Also remarkable is just how often a high-ranking military and national security politician espouses great power and pressure-group politics. Vad specifically praises Schmitt for recognising “the significance of understanding the ‘Großraum [Greater space] and the order it requires.”
He goes on to claim: “The US Monroe Doctrine of 1823, which defined the Western Hemisphere as the US’s region of interest, was for Schmitt an excellent model for a corresponding European conception. That this project of a European Großraum has since then continually floundered in no way contradicts its necessity.

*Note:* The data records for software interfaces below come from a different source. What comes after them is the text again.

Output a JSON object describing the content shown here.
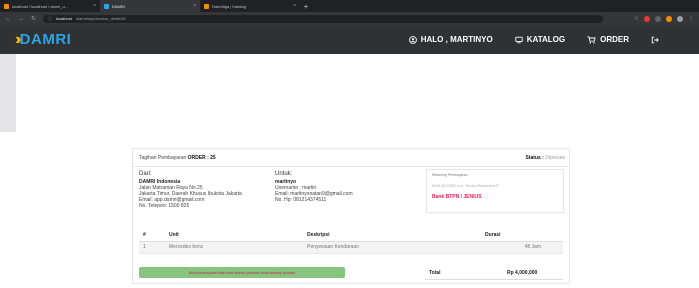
{
  "browser": {
    "tabs": [
      {
        "title": "localhost / localhost / damri_u...",
        "active": false,
        "favicon_color": "#f29100"
      },
      {
        "title": "DAMRI",
        "active": true,
        "favicon_color": "#2aa5e8"
      },
      {
        "title": "Damritiga | Katalog",
        "active": false,
        "favicon_color": "#f29100"
      }
    ],
    "url": {
      "host": "localhost",
      "path": "/damri/app/invoice_detail/25"
    }
  },
  "navbar": {
    "brand_text": "DAMRI",
    "greeting": "HALO , MARTINYO",
    "catalog_label": "KATALOG",
    "order_label": "ORDER"
  },
  "invoice": {
    "title_prefix": "Tagihan Pembayaran",
    "order_label": "ORDER : 25",
    "status_label": "Status :",
    "status_value": "Diproses",
    "from": {
      "heading": "Dari:",
      "name": "DAMRI Indonesia",
      "address_line1": "Jalan Matraman Raya No.25",
      "address_line2": "Jakarta Timur, Daerah Khusus Ibukota Jakarta",
      "email": "Email: app.damri@gmail.com",
      "phone": "No. Telepon: 1500 825"
    },
    "to": {
      "heading": "Untuk:",
      "name": "martinyo",
      "username": "Username : martin",
      "email": "Email: martinyonatan9@gmail.com",
      "phone": "No. Hp: 081214374511"
    },
    "payment": {
      "caption": "Rekening Pembayaran",
      "account": "90014227392 a.n. Teuku Mahendra P",
      "bank": "Bank BTPN / JENIUS"
    },
    "table": {
      "headers": [
        "#",
        "Unit",
        "Deskripsi",
        "Durasi"
      ],
      "rows": [
        {
          "no": "1",
          "unit": "Mercedes benz",
          "description": "Penyewaan Kendaraan",
          "duration": "48 Jam"
        }
      ]
    },
    "alert_text": "Bukti pembayaran telah kami terima, pesanan anda sedang diproses",
    "total_label": "Total",
    "total_value": "Rp 4,000,000"
  }
}
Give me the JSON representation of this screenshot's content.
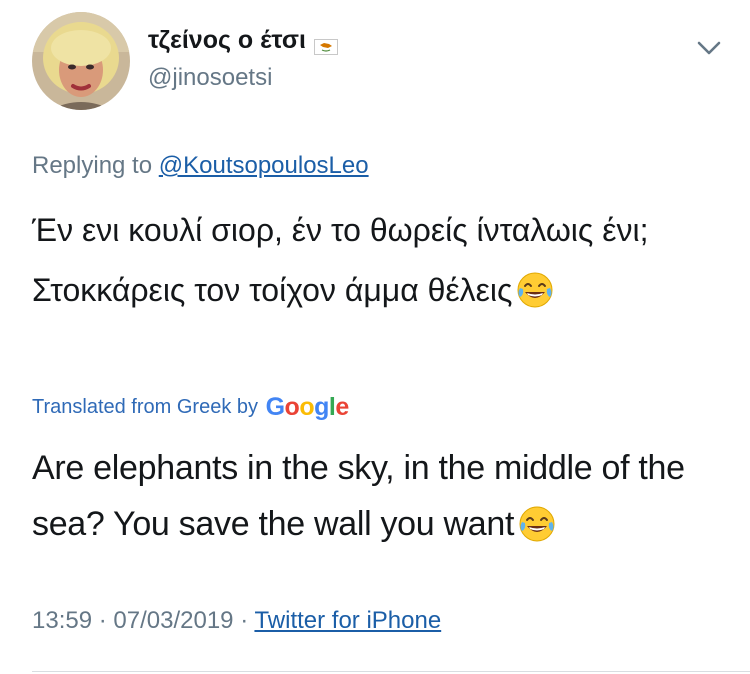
{
  "author": {
    "display_name": "τζείνος ο έτσι",
    "handle": "@jinosoetsi",
    "avatar_icon": "user-avatar",
    "flag_icon": "cyprus-flag-icon"
  },
  "menu": {
    "icon": "chevron-down-icon"
  },
  "reply": {
    "prefix": "Replying to",
    "to_handle": "@KoutsopoulosLeo"
  },
  "tweet": {
    "text": "Έν ενι κουλί σιορ, έν το θωρείς ίνταλωις ένι; Στοκκάρεις τον τοίχον άμμα θέλεις",
    "emoji_icon": "face-with-tears-of-joy-emoji"
  },
  "translation": {
    "label": "Translated from Greek by",
    "provider": "Google",
    "text": "Are elephants in the sky, in the middle of the sea? You save the wall you want",
    "emoji_icon": "face-with-tears-of-joy-emoji"
  },
  "meta": {
    "time": "13:59",
    "date": "07/03/2019",
    "separator": "·",
    "source": "Twitter for iPhone"
  },
  "colors": {
    "text": "#14171a",
    "secondary": "#657786",
    "link": "#1b5ea7",
    "translation_label": "#2f6ab7"
  }
}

Like other geographical regions, Europe constitutes a unity because of its living conditions and general conception of the world, its traditions, customs, culture and religions.
According to Schmitt, it is “specifically located” and “historically concrete,” and hence, in order to continue its existence, it must assert a proportionate claim to power and justify itself ideologically. In the field of politics, such ideologies are nothing more than “the defining of categories to facilitate major planning projects,” drawn up by elites at a particular moment in history to create the intellectual basis of a political course for themselves and the masses they intend to steer.”

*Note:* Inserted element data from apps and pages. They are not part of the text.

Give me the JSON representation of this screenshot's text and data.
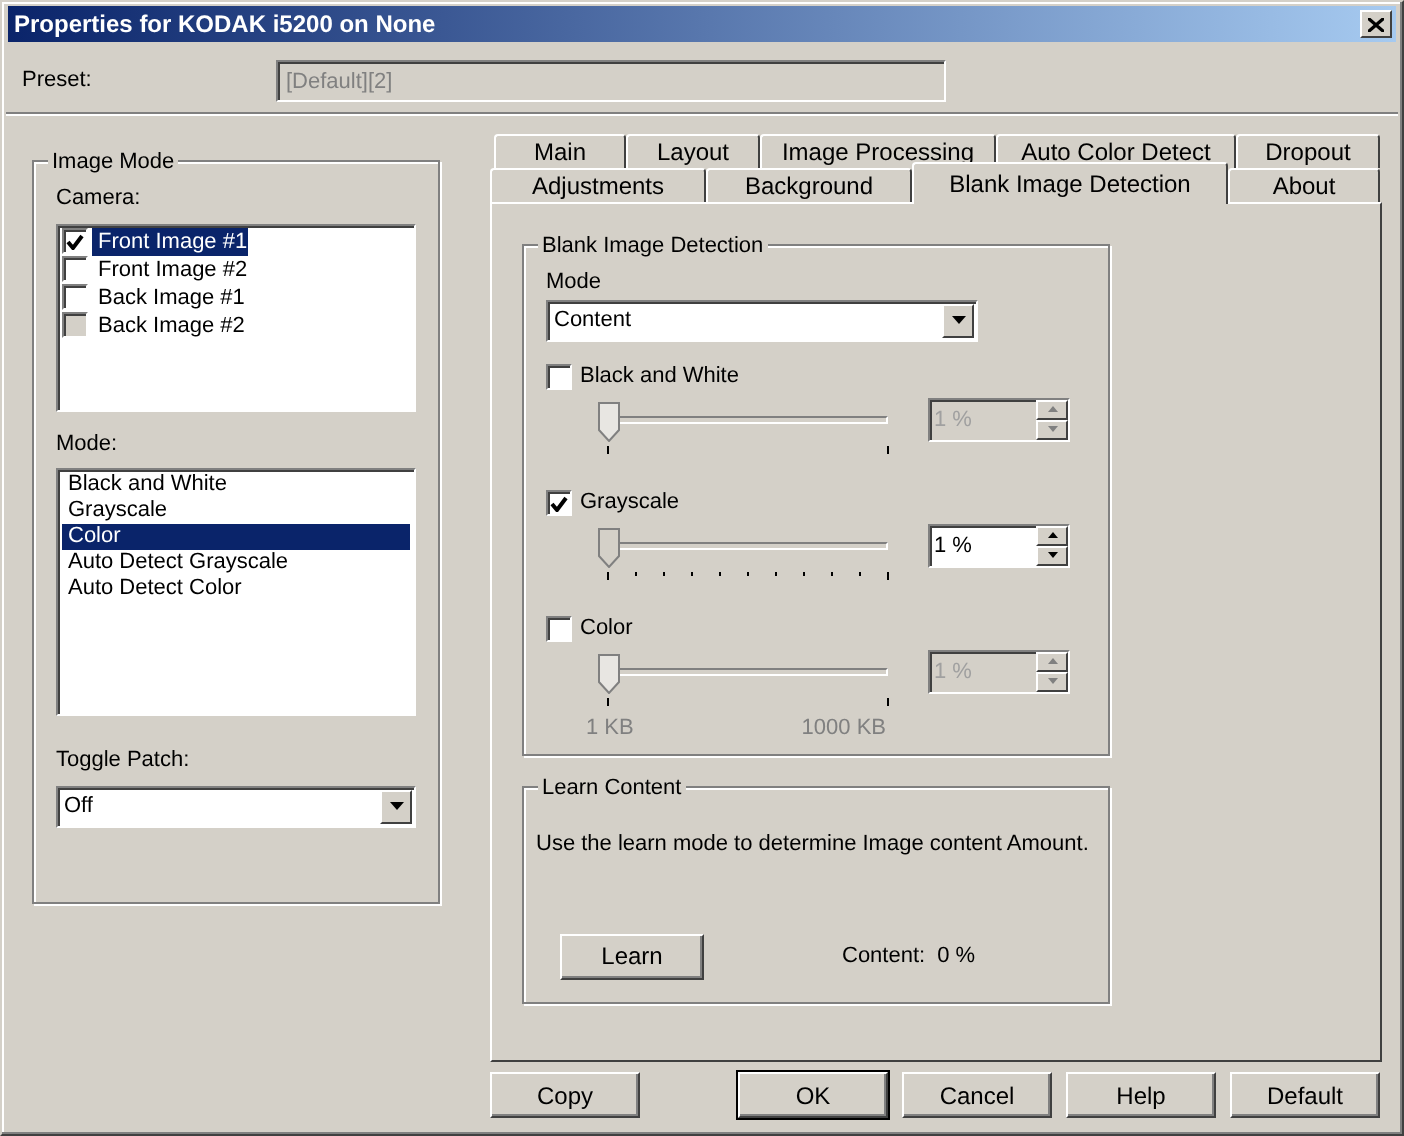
{
  "window": {
    "title": "Properties for KODAK i5200 on None"
  },
  "preset": {
    "label": "Preset:",
    "value": "[Default][2]",
    "disabled": true
  },
  "image_mode": {
    "title": "Image Mode",
    "camera_label": "Camera:",
    "cameras": [
      {
        "label": "Front Image #1",
        "checked": true,
        "disabled": false,
        "selected": true
      },
      {
        "label": "Front Image #2",
        "checked": false,
        "disabled": false,
        "selected": false
      },
      {
        "label": "Back Image #1",
        "checked": false,
        "disabled": false,
        "selected": false
      },
      {
        "label": "Back Image #2",
        "checked": false,
        "disabled": true,
        "selected": false
      }
    ],
    "mode_label": "Mode:",
    "modes": [
      {
        "label": "Black and White",
        "selected": false
      },
      {
        "label": "Grayscale",
        "selected": false
      },
      {
        "label": "Color",
        "selected": true
      },
      {
        "label": "Auto Detect Grayscale",
        "selected": false
      },
      {
        "label": "Auto Detect Color",
        "selected": false
      }
    ],
    "toggle_patch": {
      "label": "Toggle Patch:",
      "value": "Off"
    }
  },
  "tab_rows": [
    {
      "tabs": [
        {
          "label": "Main",
          "selected": false
        },
        {
          "label": "Layout",
          "selected": false
        },
        {
          "label": "Image Processing",
          "selected": false
        },
        {
          "label": "Auto Color Detect",
          "selected": false
        },
        {
          "label": "Dropout",
          "selected": false
        }
      ]
    },
    {
      "tabs": [
        {
          "label": "Adjustments",
          "selected": false
        },
        {
          "label": "Background",
          "selected": false
        },
        {
          "label": "Blank Image Detection",
          "selected": true
        },
        {
          "label": "About",
          "selected": false
        }
      ]
    }
  ],
  "blank_image_detection": {
    "title": "Blank Image Detection",
    "mode_label": "Mode",
    "mode_value": "Content",
    "options": [
      {
        "label": "Black and White",
        "checked": false,
        "level": 0,
        "value": "1 %"
      },
      {
        "label": "Grayscale",
        "checked": true,
        "level": 0,
        "value": "1 %"
      },
      {
        "label": "Color",
        "checked": false,
        "level": 0,
        "value": "1 %"
      }
    ],
    "scale_min": "1 KB",
    "scale_max": "1000 KB"
  },
  "learn_content": {
    "title": "Learn Content",
    "description": "Use the learn mode to determine Image content Amount.",
    "button": "Learn",
    "content_label": "Content:",
    "content_value": "0 %"
  },
  "copy_button": "Copy",
  "buttons": [
    {
      "label": "OK",
      "default": true
    },
    {
      "label": "Cancel",
      "default": false
    },
    {
      "label": "Help",
      "default": false
    },
    {
      "label": "Default",
      "default": false
    }
  ]
}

Underlying all this presumptuous intellectual babble is nothing other than German megalomania. Economically dynamic but poorly endowed with its own sources of raw materials, German capitalism regards Europe as its own backyard, its “sphere of influence.” It was not by chance that Carl Schmitt’s abundant writings on this subject, to which Vad directly refers, appeared in the years beginning in 1939, when Hitler carried out his expansionist project by waging war and wreaking destruction.
In the 1941 fourth edition of the document cited by Vad, “Internationally recognised spheres of interest [Großraumordnung] and prohibition on their intervention by powers from other spheres,” Schmitt rejoices: “What the Führer did has given the idea of our empire political reality, historical truth and a great future in international law.” Prior to this, an essay entitled “Total Enemy, Total War, Total State” had appeared in 1937.
It should not be assumed that Vad is a Nazi, a fascist or an anti-Semite. But neither was Carl Schmitt until 1933. On the other hand, Vad completely fails to criticise the fascist and anti-Semitic tendencies and implications of Schmitt’s conceptions. Rather, he rails against anti-fascism, referring to it contemptuously as “re-education,” “ossified rituals of dealing with past history, and the mythology of the 68-ers.”
He closes his essay with the words: “These intellectual aberrations are in need of an antidote, and that may well be found in the political philosophy of Carl Schmitt. Like Hobbes in the 17th century, Schmitt developed in the 20th century political ideas that arose under exceptional circumstances, from a state of exception and the constant threat of domestic and international anarchy and violence. Such an approach stands in contrast to the idealistic utopia of a worldwide unfolding of human rights, of a peaceful reconciliation of cultures and civilisations, as well as more liberal, more open and more multicultural societies. Despite what many hope, it is precisely these conceptions of society that are the potential sources of conflict. They constitute a danger that cannot be combated with moral appeals, but only with the ability to recognise the real dangers, with political and military realism and with rational answers to the objective challenges of the situation.”
Identifying the enemy, the use of violence as a preventative measure (even with weapons of mass destruction), spheres of influence and expansionist projects instead of human rights and peaceful settlement—these are the ideological nostrums of Merkel’s top military adviser.